In your main program declare a "char" array to hold the ADC value string, something like

char buf[10];


In the while(1) loop of the main routine add code to do the following.

1. Start a conversion, wait for it to complete and read the value of the ADC.
2. Use the snprintf routine to format the ADC result into a string of numerical characters that can be displayed. (e.g. something like
snprintf(buf, 10, "%3d", adcresult);

3. Use your moveto function to move the cursor to the first character position on the first row.
4. Use your stringout function to print the string on the display

Once the program is running, try pressing each button and see what value is displayed. Be advised that ADC conversion results may not always be exactly the same each time a button is pressed. Due to electrical noise and thermal effects it may return, for example, 124 one time, 125 another and 126 yet another time.

Record the values shown for each of the five buttons. These will be used in the next task.

### Task 4: Write a simple game for the LCD

We want to write a simple (very simple!) video game for the LCD display. The display will show a pattern of empty and filled spaces on both lines. By using the up, down, left and right buttons, move a "player", indicated by an asterisk character, from the starting position (upper-left) to the finish point (marked by an 'F') while avoiding hitting any of the obstacles along the way. If you press the wrong button and hit an obstacle, or move off the top or bottom of the screen, it's "Game Over!".

The playing field will be defined by two "char" arrays, one for the first row and one for second row.

char row0[] = "  ##      ##    ";
char row1[] = "     ## #     #F";


These can be written to the LCD screen using stringout routine whenever you want to display the playing field.

One additional aspect is we want you to track how many moves the user has made during the game. Keep a counter for this value and display it at the end when the game is over (i.e. the user has won or lost).

The program need only perform one game and then wait to be reset. Thus in main:

• Initialize the LCD & ADC
• Initialize the game field on the LCD
• Initialize the variables for the player's position to the upper left (row 0, column 0).
• Start a loop for the game play (described below)
• Print Win or Lost messages and the move count (described below)
• Enters an infinite loop to just wait to be reset

The game playing loop should do the following:

• Look for a button press
• Wait for the conversion to complete
• Determine which button was pressed
• If a button was pressed, determine the new position of the player based on the current position and which button was pressed.
• If the new position was to the finishing position:
• Set a won/lost variable to indicate the player won the game.
• Break out of the game playing loop.
• If the move was off the game field:
• Set a won/lost variable to indicate the player lost the game.
• Break out of the game playing loop.
• If the move was to an empty spot on the game field (the data in the two arrays can be used here):
• Erase the asterisk at the old position by writing a space (' ') there.
• Write an asterisk at the new position.
• Else (move was to a filled spot)
• Set a won/lost variable to indicate the player lost the game.
• Break out of the game playing loop.

After leaving the game playing loop, write the results to the LCD screen:

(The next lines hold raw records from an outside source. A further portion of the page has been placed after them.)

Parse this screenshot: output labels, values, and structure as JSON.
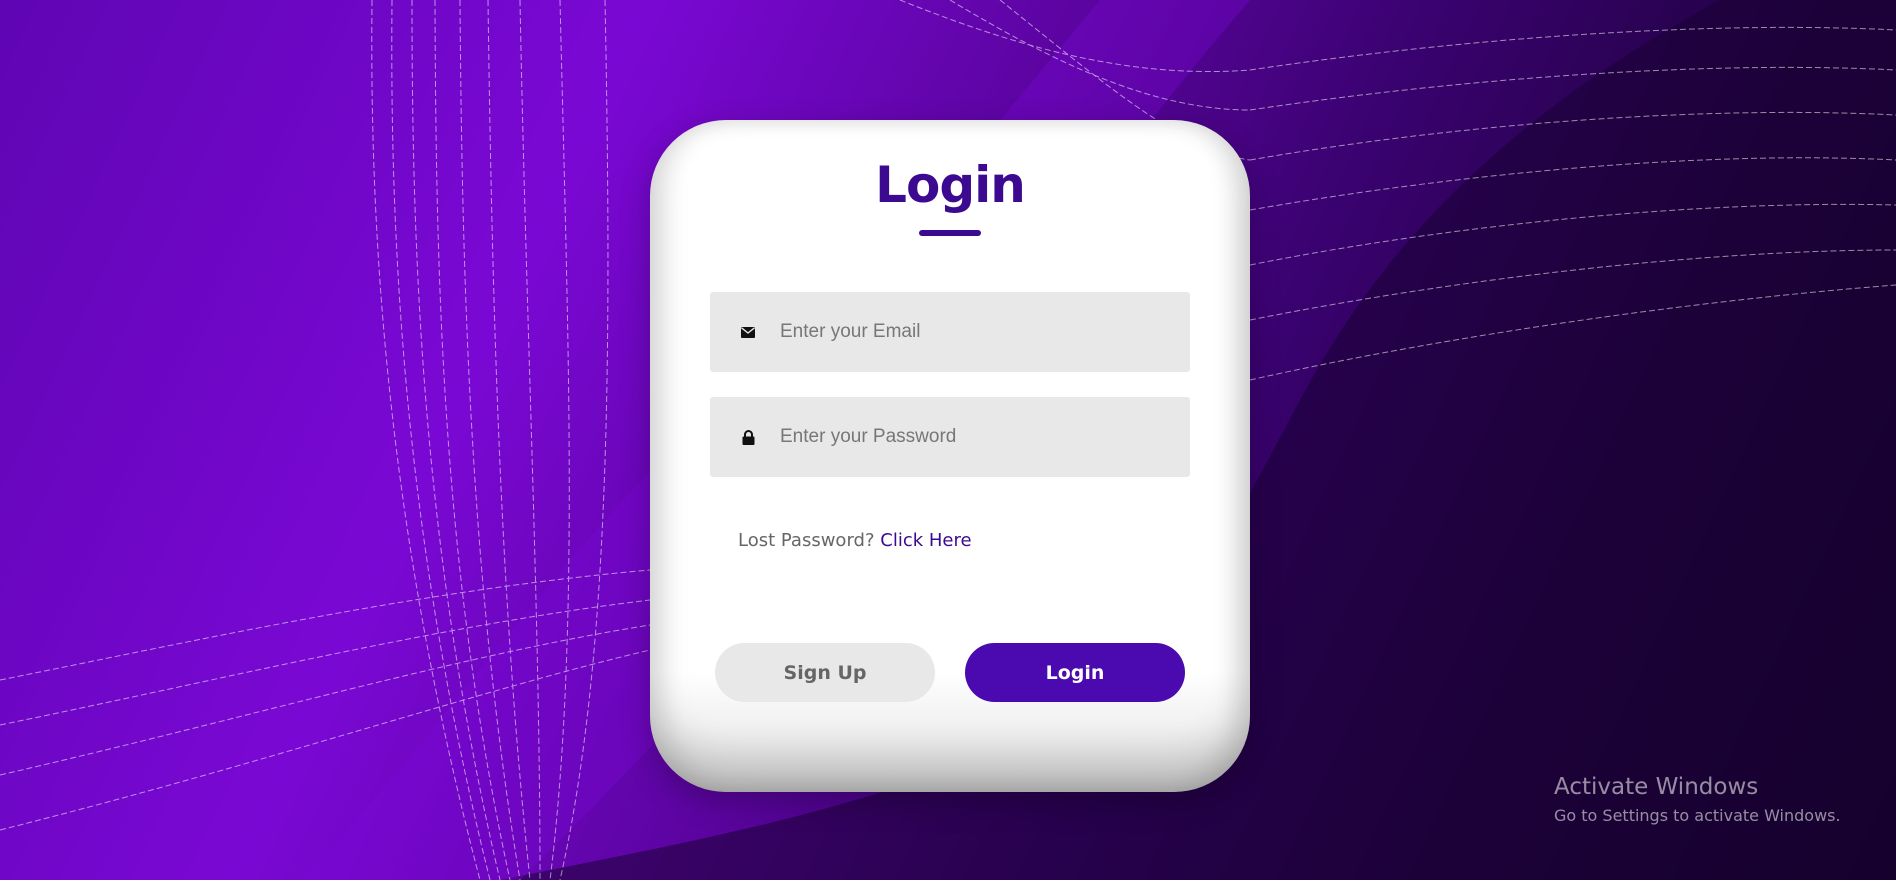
{
  "login_card": {
    "title": "Login",
    "email_field": {
      "placeholder": "Enter your Email",
      "icon": "envelope-icon"
    },
    "password_field": {
      "placeholder": "Enter your Password",
      "icon": "lock-icon"
    },
    "lost_password": {
      "text": "Lost Password?",
      "link": "Click Here"
    },
    "buttons": {
      "signup_label": "Sign Up",
      "login_label": "Login"
    }
  },
  "watermark": {
    "title": "Activate Windows",
    "subtitle": "Go to Settings to activate Windows."
  },
  "colors": {
    "accent": "#3c0991",
    "login_button": "#4a0aaf",
    "field_bg": "#e8e8e8",
    "background_purple": "#7a08d4",
    "background_dark": "#120127"
  }
}
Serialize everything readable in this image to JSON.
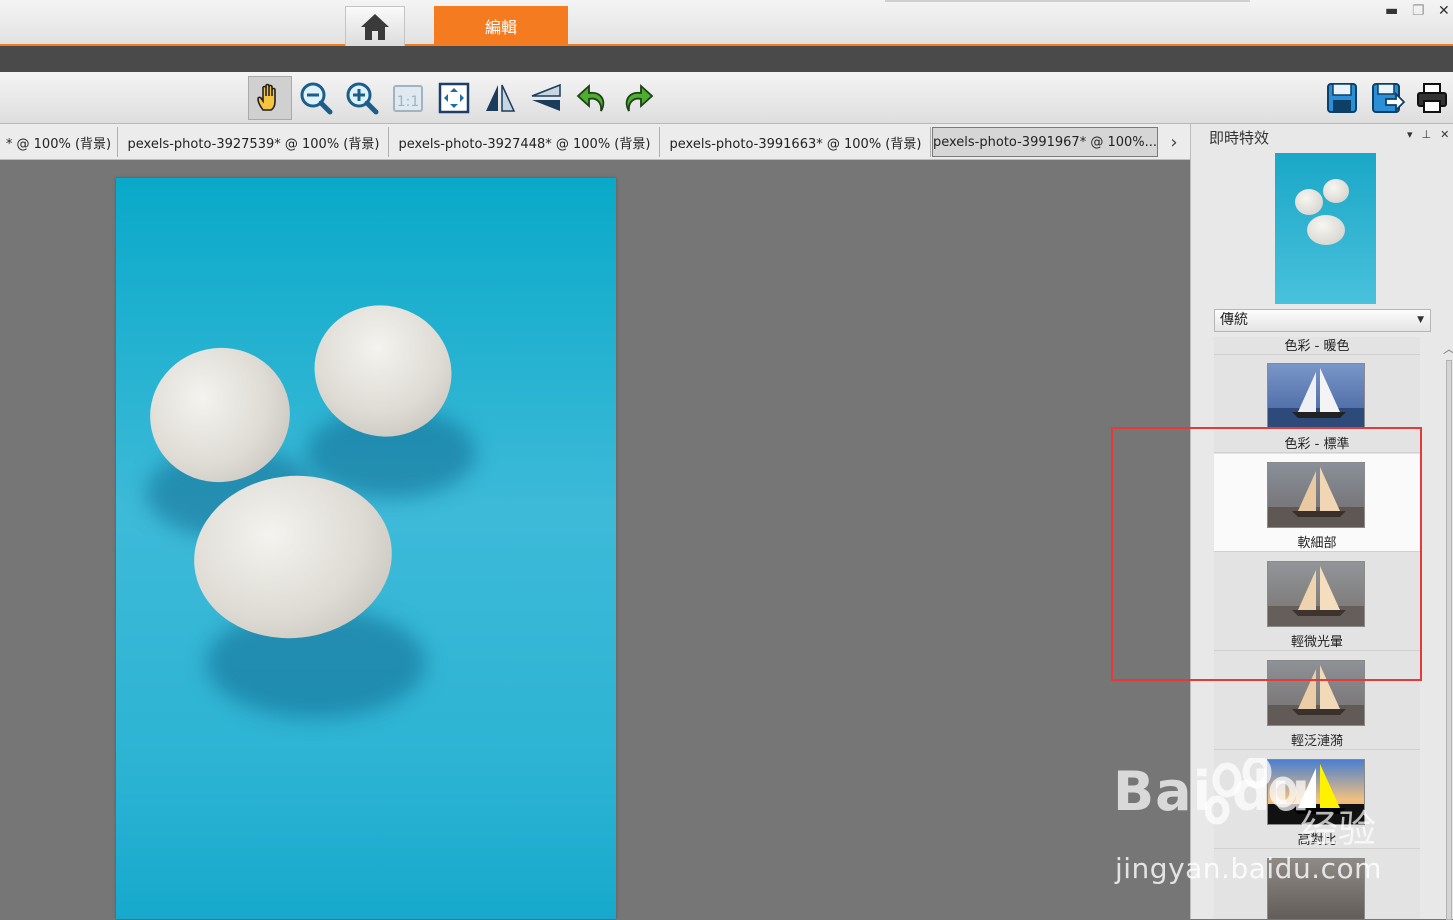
{
  "app": {
    "tabs": {
      "edit_label": "編輯"
    },
    "window_controls": {
      "minimize": "▬",
      "restore": "❐",
      "close": "✕"
    }
  },
  "toolbar": {
    "tools": [
      "hand-icon",
      "zoom-out-icon",
      "zoom-in-icon",
      "actual-size-icon",
      "fit-to-window-icon",
      "flip-horizontal-icon",
      "flip-vertical-icon",
      "undo-icon",
      "redo-icon"
    ],
    "actual_size_label": "1:1",
    "file_tools": [
      "save-icon",
      "save-as-icon",
      "print-icon"
    ]
  },
  "document_tabs": [
    {
      "label": "* @ 100% (背景)",
      "active": false
    },
    {
      "label": "pexels-photo-3927539* @ 100% (背景)",
      "active": false
    },
    {
      "label": "pexels-photo-3927448* @ 100% (背景)",
      "active": false
    },
    {
      "label": "pexels-photo-3991663* @ 100% (背景)",
      "active": false
    },
    {
      "label": "pexels-photo-3991967* @ 100%...",
      "active": true
    }
  ],
  "panel": {
    "title": "即時特效",
    "category_select": "傳統",
    "effects": [
      {
        "label": "色彩 - 暖色",
        "selected": false
      },
      {
        "label": "色彩 - 標準",
        "selected": false
      },
      {
        "label": "軟細部",
        "selected": true
      },
      {
        "label": "輕微光暈",
        "selected": false
      },
      {
        "label": "輕泛漣漪",
        "selected": false
      },
      {
        "label": "高對比",
        "selected": false
      }
    ]
  },
  "watermark": {
    "logo": "Bai du",
    "sub": "经验",
    "url": "jingyan.baidu.com"
  },
  "colors": {
    "accent": "#f47b20",
    "highlight": "#e33a3a"
  }
}
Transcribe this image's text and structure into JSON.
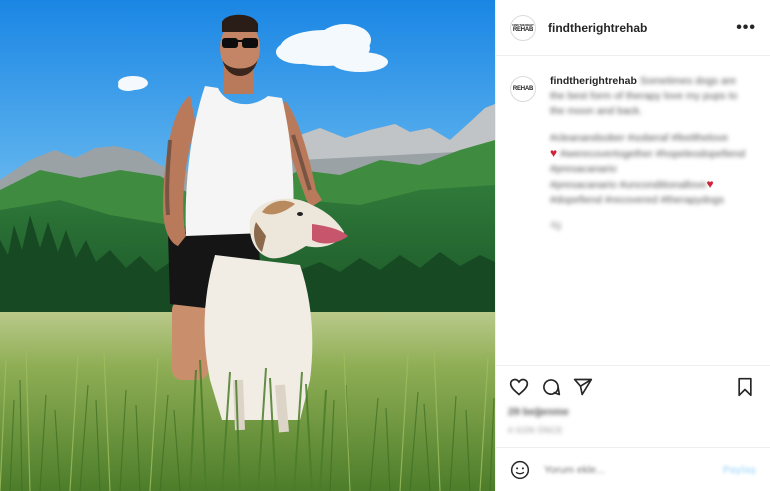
{
  "post": {
    "username": "findtherightrehab",
    "logo_text_top": "FIND THE RIGHT",
    "logo_text_bottom": "REHAB",
    "more_label": "•••"
  },
  "caption": {
    "username": "findtherightrehab",
    "text": "Sometimes dogs are the best form of therapy love my pups to the moon and back.",
    "tags_line1": "#cleanandsober #soberaf #feelthelove",
    "heart1": "♥",
    "tags_line2": "#werecovertogether #hopeleodopefiend #presacanario",
    "tags_line3": "#presacanario #unconditionallove",
    "heart2": "♥",
    "tags_line4": "#dopefiend #recovered #therapydogs",
    "time": "4g"
  },
  "actions": {
    "likes": "29 beğenme",
    "date": "4 GÜN ÖNCE"
  },
  "comment": {
    "placeholder": "Yorum ekle...",
    "post_label": "Paylaş"
  },
  "icons": {
    "like": "heart-icon",
    "comment": "comment-icon",
    "share": "share-icon",
    "save": "bookmark-icon",
    "emoji": "emoji-icon",
    "more": "more-icon"
  }
}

• Clear the screen
• Use the win/lost variable to decide which message to print. Either "You Win!" or "You lose!"
• Use snprintf to create a string with the move count, for example: "Moves: n" where n is the number of moves the user has made during the game, and write the string to the screen.

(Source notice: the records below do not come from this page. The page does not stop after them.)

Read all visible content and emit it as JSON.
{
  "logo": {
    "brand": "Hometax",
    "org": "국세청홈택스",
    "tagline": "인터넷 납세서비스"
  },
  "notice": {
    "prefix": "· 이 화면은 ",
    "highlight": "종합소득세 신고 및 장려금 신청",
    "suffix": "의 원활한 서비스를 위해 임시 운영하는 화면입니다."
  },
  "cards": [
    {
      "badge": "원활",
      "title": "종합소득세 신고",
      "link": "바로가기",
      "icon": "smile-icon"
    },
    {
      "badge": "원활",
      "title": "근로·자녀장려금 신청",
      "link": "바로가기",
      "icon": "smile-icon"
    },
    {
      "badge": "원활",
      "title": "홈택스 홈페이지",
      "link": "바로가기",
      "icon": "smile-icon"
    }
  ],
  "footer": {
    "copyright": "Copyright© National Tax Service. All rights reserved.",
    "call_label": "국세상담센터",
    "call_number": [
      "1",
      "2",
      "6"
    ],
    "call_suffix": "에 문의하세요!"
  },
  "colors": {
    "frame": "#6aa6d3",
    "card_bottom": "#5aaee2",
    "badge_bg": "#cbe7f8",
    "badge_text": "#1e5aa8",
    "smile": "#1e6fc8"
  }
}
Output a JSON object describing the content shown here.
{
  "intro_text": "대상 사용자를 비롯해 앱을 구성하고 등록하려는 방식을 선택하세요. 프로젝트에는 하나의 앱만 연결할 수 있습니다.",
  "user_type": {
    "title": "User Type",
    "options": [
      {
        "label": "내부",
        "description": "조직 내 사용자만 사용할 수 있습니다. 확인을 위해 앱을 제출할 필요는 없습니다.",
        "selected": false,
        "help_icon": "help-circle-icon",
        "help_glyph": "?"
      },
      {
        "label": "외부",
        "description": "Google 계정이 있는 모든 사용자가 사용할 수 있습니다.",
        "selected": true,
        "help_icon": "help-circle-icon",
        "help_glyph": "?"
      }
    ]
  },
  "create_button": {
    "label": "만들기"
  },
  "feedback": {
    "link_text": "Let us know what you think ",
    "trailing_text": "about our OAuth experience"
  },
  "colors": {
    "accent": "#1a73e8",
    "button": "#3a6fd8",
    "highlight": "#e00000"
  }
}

When your program is running, it should only write data to the LCD when needed. Unnecessary writing to the LCD, like when the position of the player hasn't changed, can lead to the display flickering. Your code should check to see if the displayed position has to be changed and only then write to the LCD.

### Results

Once you have the assignments working demonstrate them to one of the instructors. Turn in a copy of your source code (see website for details.)